[Web page and app entries]
########
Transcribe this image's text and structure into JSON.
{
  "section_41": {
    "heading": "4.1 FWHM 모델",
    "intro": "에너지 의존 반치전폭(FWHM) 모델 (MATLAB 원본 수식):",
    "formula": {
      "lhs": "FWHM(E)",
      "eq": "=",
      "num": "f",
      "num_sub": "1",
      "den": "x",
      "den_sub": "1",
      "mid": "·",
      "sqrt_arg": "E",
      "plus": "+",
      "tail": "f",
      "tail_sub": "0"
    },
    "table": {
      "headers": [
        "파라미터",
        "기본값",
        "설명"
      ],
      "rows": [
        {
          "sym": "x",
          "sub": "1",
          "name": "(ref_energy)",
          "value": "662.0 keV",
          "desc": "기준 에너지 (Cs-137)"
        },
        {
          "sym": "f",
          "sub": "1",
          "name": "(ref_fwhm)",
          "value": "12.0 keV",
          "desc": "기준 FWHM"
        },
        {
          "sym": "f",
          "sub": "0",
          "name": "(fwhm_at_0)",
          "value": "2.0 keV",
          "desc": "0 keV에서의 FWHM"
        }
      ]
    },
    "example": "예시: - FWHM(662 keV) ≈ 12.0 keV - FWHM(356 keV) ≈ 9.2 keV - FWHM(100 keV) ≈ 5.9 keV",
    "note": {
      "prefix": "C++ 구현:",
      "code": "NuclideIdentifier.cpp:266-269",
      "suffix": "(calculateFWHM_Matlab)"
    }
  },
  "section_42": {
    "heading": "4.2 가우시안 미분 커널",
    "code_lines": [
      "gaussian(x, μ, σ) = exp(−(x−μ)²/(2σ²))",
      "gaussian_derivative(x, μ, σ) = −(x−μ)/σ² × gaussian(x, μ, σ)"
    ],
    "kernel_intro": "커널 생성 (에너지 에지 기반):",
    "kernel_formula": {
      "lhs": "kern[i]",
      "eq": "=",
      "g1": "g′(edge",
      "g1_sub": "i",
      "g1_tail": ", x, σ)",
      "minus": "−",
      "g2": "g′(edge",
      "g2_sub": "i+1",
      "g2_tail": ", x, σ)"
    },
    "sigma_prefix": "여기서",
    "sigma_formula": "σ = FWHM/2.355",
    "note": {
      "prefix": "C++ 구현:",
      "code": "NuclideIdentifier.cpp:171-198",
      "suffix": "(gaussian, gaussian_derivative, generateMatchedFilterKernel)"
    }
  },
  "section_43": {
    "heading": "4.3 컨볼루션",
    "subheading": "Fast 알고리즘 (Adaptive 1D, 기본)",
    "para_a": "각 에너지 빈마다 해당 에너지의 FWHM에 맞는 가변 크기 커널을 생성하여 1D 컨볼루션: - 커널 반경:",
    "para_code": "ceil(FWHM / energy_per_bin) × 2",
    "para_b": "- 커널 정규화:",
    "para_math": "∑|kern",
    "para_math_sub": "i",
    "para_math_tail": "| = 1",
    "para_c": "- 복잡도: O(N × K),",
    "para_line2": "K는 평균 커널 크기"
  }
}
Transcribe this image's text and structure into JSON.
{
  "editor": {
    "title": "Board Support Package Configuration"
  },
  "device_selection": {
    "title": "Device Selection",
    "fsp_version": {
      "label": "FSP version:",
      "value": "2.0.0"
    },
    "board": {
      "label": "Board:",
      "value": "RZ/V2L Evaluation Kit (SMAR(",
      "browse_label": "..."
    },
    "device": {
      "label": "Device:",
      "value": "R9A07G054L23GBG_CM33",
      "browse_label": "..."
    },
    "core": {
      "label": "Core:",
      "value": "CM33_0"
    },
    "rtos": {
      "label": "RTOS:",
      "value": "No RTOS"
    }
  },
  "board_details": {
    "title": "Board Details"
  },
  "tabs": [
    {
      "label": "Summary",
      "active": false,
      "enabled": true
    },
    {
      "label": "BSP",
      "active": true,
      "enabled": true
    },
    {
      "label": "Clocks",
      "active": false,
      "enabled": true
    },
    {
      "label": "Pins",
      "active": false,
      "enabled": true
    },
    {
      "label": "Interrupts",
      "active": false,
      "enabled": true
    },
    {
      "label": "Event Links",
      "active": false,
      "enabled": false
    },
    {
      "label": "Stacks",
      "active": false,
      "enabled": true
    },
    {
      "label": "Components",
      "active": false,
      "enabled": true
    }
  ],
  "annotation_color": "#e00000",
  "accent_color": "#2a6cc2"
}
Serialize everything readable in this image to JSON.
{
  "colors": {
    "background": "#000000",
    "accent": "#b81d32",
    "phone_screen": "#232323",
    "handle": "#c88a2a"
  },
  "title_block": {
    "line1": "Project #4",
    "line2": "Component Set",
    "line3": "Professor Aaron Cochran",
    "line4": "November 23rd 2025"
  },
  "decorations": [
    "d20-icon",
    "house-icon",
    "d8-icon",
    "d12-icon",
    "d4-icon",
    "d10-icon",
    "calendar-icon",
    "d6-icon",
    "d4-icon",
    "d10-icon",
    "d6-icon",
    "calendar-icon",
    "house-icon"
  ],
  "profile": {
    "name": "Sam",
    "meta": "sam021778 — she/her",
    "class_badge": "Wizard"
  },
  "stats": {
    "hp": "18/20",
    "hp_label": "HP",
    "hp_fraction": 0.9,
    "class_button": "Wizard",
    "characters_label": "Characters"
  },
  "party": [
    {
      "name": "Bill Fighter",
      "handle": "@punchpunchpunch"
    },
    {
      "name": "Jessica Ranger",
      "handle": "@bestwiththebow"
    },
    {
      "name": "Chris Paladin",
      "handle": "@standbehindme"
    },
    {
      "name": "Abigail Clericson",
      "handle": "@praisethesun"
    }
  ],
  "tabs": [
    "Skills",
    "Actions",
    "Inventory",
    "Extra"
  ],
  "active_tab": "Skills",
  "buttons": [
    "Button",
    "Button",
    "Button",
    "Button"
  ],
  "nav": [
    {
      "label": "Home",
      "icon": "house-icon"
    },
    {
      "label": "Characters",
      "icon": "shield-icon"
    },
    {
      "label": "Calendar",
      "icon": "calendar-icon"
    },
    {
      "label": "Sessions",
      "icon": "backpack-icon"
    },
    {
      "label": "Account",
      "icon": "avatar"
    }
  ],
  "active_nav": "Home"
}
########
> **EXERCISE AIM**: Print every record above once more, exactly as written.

> **EXERCISE ANSWER**:
Transcribe this image's text and structure into JSON.
{
  "section_41": {
    "heading": "4.1 FWHM 모델",
    "intro": "에너지 의존 반치전폭(FWHM) 모델 (MATLAB 원본 수식):",
    "formula": {
      "lhs": "FWHM(E)",
      "eq": "=",
      "num": "f",
      "num_sub": "1",
      "den": "x",
      "den_sub": "1",
      "mid": "·",
      "sqrt_arg": "E",
      "plus": "+",
      "tail": "f",
      "tail_sub": "0"
    },
    "table": {
      "headers": [
        "파라미터",
        "기본값",
        "설명"
      ],
      "rows": [
        {
          "sym": "x",
          "sub": "1",
          "name": "(ref_energy)",
          "value": "662.0 keV",
          "desc": "기준 에너지 (Cs-137)"
        },
        {
          "sym": "f",
          "sub": "1",
          "name": "(ref_fwhm)",
          "value": "12.0 keV",
          "desc": "기준 FWHM"
        },
        {
          "sym": "f",
          "sub": "0",
          "name": "(fwhm_at_0)",
          "value": "2.0 keV",
          "desc": "0 keV에서의 FWHM"
        }
      ]
    },
    "example": "예시: - FWHM(662 keV) ≈ 12.0 keV - FWHM(356 keV) ≈ 9.2 keV - FWHM(100 keV) ≈ 5.9 keV",
    "note": {
      "prefix": "C++ 구현:",
      "code": "NuclideIdentifier.cpp:266-269",
      "suffix": "(calculateFWHM_Matlab)"
    }
  },
  "section_42": {
    "heading": "4.2 가우시안 미분 커널",
    "code_lines": [
      "gaussian(x, μ, σ) = exp(−(x−μ)²/(2σ²))",
      "gaussian_derivative(x, μ, σ) = −(x−μ)/σ² × gaussian(x, μ, σ)"
    ],
    "kernel_intro": "커널 생성 (에너지 에지 기반):",
    "kernel_formula": {
      "lhs": "kern[i]",
      "eq": "=",
      "g1": "g′(edge",
      "g1_sub": "i",
      "g1_tail": ", x, σ)",
      "minus": "−",
      "g2": "g′(edge",
      "g2_sub": "i+1",
      "g2_tail": ", x, σ)"
    },
    "sigma_prefix": "여기서",
    "sigma_formula": "σ = FWHM/2.355",
    "note": {
      "prefix": "C++ 구현:",
      "code": "NuclideIdentifier.cpp:171-198",
      "suffix": "(gaussian, gaussian_derivative, generateMatchedFilterKernel)"
    }
  },
  "section_43": {
    "heading": "4.3 컨볼루션",
    "subheading": "Fast 알고리즘 (Adaptive 1D, 기본)",
    "para_a": "각 에너지 빈마다 해당 에너지의 FWHM에 맞는 가변 크기 커널을 생성하여 1D 컨볼루션: - 커널 반경:",
    "para_code": "ceil(FWHM / energy_per_bin) × 2",
    "para_b": "- 커널 정규화:",
    "para_math": "∑|kern",
    "para_math_sub": "i",
    "para_math_tail": "| = 1",
    "para_c": "- 복잡도: O(N × K),",
    "para_line2": "K는 평균 커널 크기"
  }
}
Transcribe this image's text and structure into JSON.
{
  "editor": {
    "title": "Board Support Package Configuration"
  },
  "device_selection": {
    "title": "Device Selection",
    "fsp_version": {
      "label": "FSP version:",
      "value": "2.0.0"
    },
    "board": {
      "label": "Board:",
      "value": "RZ/V2L Evaluation Kit (SMAR(",
      "browse_label": "..."
    },
    "device": {
      "label": "Device:",
      "value": "R9A07G054L23GBG_CM33",
      "browse_label": "..."
    },
    "core": {
      "label": "Core:",
      "value": "CM33_0"
    },
    "rtos": {
      "label": "RTOS:",
      "value": "No RTOS"
    }
  },
  "board_details": {
    "title": "Board Details"
  },
  "tabs": [
    {
      "label": "Summary",
      "active": false,
      "enabled": true
    },
    {
      "label": "BSP",
      "active": true,
      "enabled": true
    },
    {
      "label": "Clocks",
      "active": false,
      "enabled": true
    },
    {
      "label": "Pins",
      "active": false,
      "enabled": true
    },
    {
      "label": "Interrupts",
      "active": false,
      "enabled": true
    },
    {
      "label": "Event Links",
      "active": false,
      "enabled": false
    },
    {
      "label": "Stacks",
      "active": false,
      "enabled": true
    },
    {
      "label": "Components",
      "active": false,
      "enabled": true
    }
  ],
  "annotation_color": "#e00000",
  "accent_color": "#2a6cc2"
}
Serialize everything readable in this image to JSON.
{
  "colors": {
    "background": "#000000",
    "accent": "#b81d32",
    "phone_screen": "#232323",
    "handle": "#c88a2a"
  },
  "title_block": {
    "line1": "Project #4",
    "line2": "Component Set",
    "line3": "Professor Aaron Cochran",
    "line4": "November 23rd 2025"
  },
  "decorations": [
    "d20-icon",
    "house-icon",
    "d8-icon",
    "d12-icon",
    "d4-icon",
    "d10-icon",
    "calendar-icon",
    "d6-icon",
    "d4-icon",
    "d10-icon",
    "d6-icon",
    "calendar-icon",
    "house-icon"
  ],
  "profile": {
    "name": "Sam",
    "meta": "sam021778 — she/her",
    "class_badge": "Wizard"
  },
  "stats": {
    "hp": "18/20",
    "hp_label": "HP",
    "hp_fraction": 0.9,
    "class_button": "Wizard",
    "characters_label": "Characters"
  },
  "party": [
    {
      "name": "Bill Fighter",
      "handle": "@punchpunchpunch"
    },
    {
      "name": "Jessica Ranger",
      "handle": "@bestwiththebow"
    },
    {
      "name": "Chris Paladin",
      "handle": "@standbehindme"
    },
    {
      "name": "Abigail Clericson",
      "handle": "@praisethesun"
    }
  ],
  "tabs": [
    "Skills",
    "Actions",
    "Inventory",
    "Extra"
  ],
  "active_tab": "Skills",
  "buttons": [
    "Button",
    "Button",
    "Button",
    "Button"
  ],
  "nav": [
    {
      "label": "Home",
      "icon": "house-icon"
    },
    {
      "label": "Characters",
      "icon": "shield-icon"
    },
    {
      "label": "Calendar",
      "icon": "calendar-icon"
    },
    {
      "label": "Sessions",
      "icon": "backpack-icon"
    },
    {
      "label": "Account",
      "icon": "avatar"
    }
  ],
  "active_nav": "Home"
}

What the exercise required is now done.